BRIEF:
Only lines holding "watermark" are wanted; copy each of them from the records below.

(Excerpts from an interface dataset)
+--

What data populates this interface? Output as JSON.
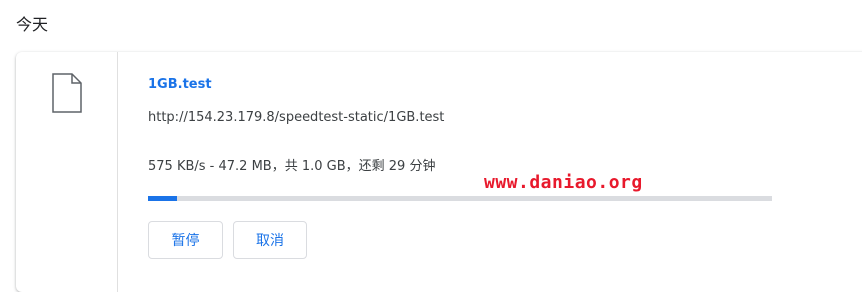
{
  "section": {
    "header": "今天"
  },
  "download": {
    "file_icon": "file-icon",
    "file_name": "1GB.test",
    "url": "http://154.23.179.8/speedtest-static/1GB.test",
    "status": "575 KB/s - 47.2 MB，共 1.0 GB，还剩 29 分钟",
    "progress_fraction": 0.047,
    "pause_label": "暂停",
    "cancel_label": "取消"
  },
  "watermark": "www.daniao.org",
  "colors": {
    "accent": "#1a73e8",
    "watermark": "#e8192c",
    "track": "#dadce0"
  }
}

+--

RESPONSE AREA:
  "watermark": "www.daniao.org",
    "watermark": "#e8192c",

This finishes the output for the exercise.